• **Assignment**
Retype each of the records below exactly, leaving the pictures out.

• **Element data from apps and pages**

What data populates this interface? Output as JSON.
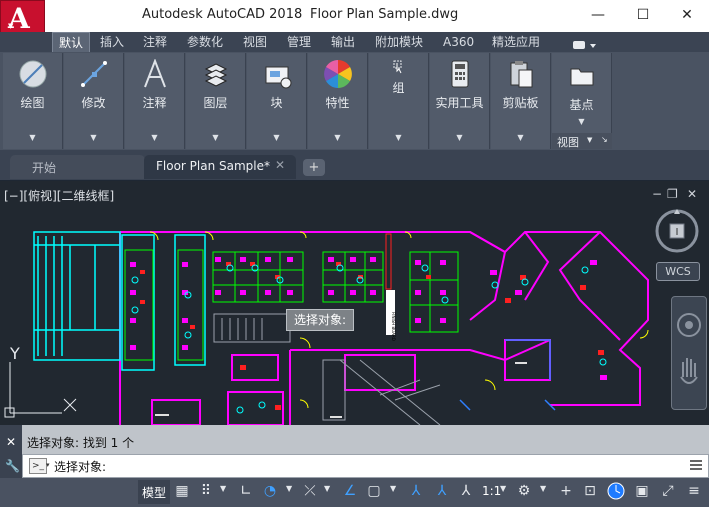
{
  "window": {
    "app_title": "Autodesk AutoCAD 2018",
    "file_title": "Floor Plan Sample.dwg",
    "minimize": "—",
    "maximize": "☐",
    "close": "✕"
  },
  "app_logo": {
    "letter": "A",
    "icon": "autocad-logo-icon"
  },
  "ribbon_tabs": [
    "默认",
    "插入",
    "注释",
    "参数化",
    "视图",
    "管理",
    "输出",
    "附加模块",
    "A360",
    "精选应用"
  ],
  "ribbon_panels": [
    {
      "label": "绘图",
      "icon": "draw-icon"
    },
    {
      "label": "修改",
      "icon": "modify-icon"
    },
    {
      "label": "注释",
      "icon": "annotation-icon"
    },
    {
      "label": "图层",
      "icon": "layers-icon"
    },
    {
      "label": "块",
      "icon": "block-icon"
    },
    {
      "label": "特性",
      "icon": "properties-icon"
    },
    {
      "label": "组",
      "icon": "group-icon"
    },
    {
      "label": "实用工具",
      "icon": "utilities-icon"
    },
    {
      "label": "剪贴板",
      "icon": "clipboard-icon"
    },
    {
      "label": "基点",
      "icon": "base-point-icon"
    }
  ],
  "view_panel_label": "视图",
  "doc_tabs": {
    "start": "开始",
    "file": "Floor Plan Sample*",
    "close": "✕",
    "new": "+"
  },
  "viewport": {
    "label": "[−][俯视][二维线框]",
    "min": "−",
    "restore": "❐",
    "close": "✕",
    "wcs": "WCS",
    "y_axis": "Y",
    "tooltip": "选择对象:",
    "rotated_text": "FINISH BOARD"
  },
  "command": {
    "history": "选择对象: 找到 1 个",
    "prompt": "选择对象:"
  },
  "statusbar": {
    "model": "模型",
    "scale": "1:1"
  },
  "colors": {
    "viewport_bg": "#212830",
    "accent_cyan": "#00ffff",
    "accent_magenta": "#ff00ff",
    "accent_green": "#00ff00",
    "accent_red": "#ff0000",
    "accent_yellow": "#ffff00",
    "accent_blue": "#1e7bff"
  }
}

• **Written answer**
What data populates this interface? Output as JSON.
{
  "window": {
    "app_title": "Autodesk AutoCAD 2018",
    "file_title": "Floor Plan Sample.dwg",
    "minimize": "—",
    "maximize": "☐",
    "close": "✕"
  },
  "app_logo": {
    "letter": "A",
    "icon": "autocad-logo-icon"
  },
  "ribbon_tabs": [
    "默认",
    "插入",
    "注释",
    "参数化",
    "视图",
    "管理",
    "输出",
    "附加模块",
    "A360",
    "精选应用"
  ],
  "ribbon_panels": [
    {
      "label": "绘图",
      "icon": "draw-icon"
    },
    {
      "label": "修改",
      "icon": "modify-icon"
    },
    {
      "label": "注释",
      "icon": "annotation-icon"
    },
    {
      "label": "图层",
      "icon": "layers-icon"
    },
    {
      "label": "块",
      "icon": "block-icon"
    },
    {
      "label": "特性",
      "icon": "properties-icon"
    },
    {
      "label": "组",
      "icon": "group-icon"
    },
    {
      "label": "实用工具",
      "icon": "utilities-icon"
    },
    {
      "label": "剪贴板",
      "icon": "clipboard-icon"
    },
    {
      "label": "基点",
      "icon": "base-point-icon"
    }
  ],
  "view_panel_label": "视图",
  "doc_tabs": {
    "start": "开始",
    "file": "Floor Plan Sample*",
    "close": "✕",
    "new": "+"
  },
  "viewport": {
    "label": "[−][俯视][二维线框]",
    "min": "−",
    "restore": "❐",
    "close": "✕",
    "wcs": "WCS",
    "y_axis": "Y",
    "tooltip": "选择对象:",
    "rotated_text": "FINISH BOARD"
  },
  "command": {
    "history": "选择对象: 找到 1 个",
    "prompt": "选择对象:"
  },
  "statusbar": {
    "model": "模型",
    "scale": "1:1"
  },
  "colors": {
    "viewport_bg": "#212830",
    "accent_cyan": "#00ffff",
    "accent_magenta": "#ff00ff",
    "accent_green": "#00ff00",
    "accent_red": "#ff0000",
    "accent_yellow": "#ffff00",
    "accent_blue": "#1e7bff"
  }
}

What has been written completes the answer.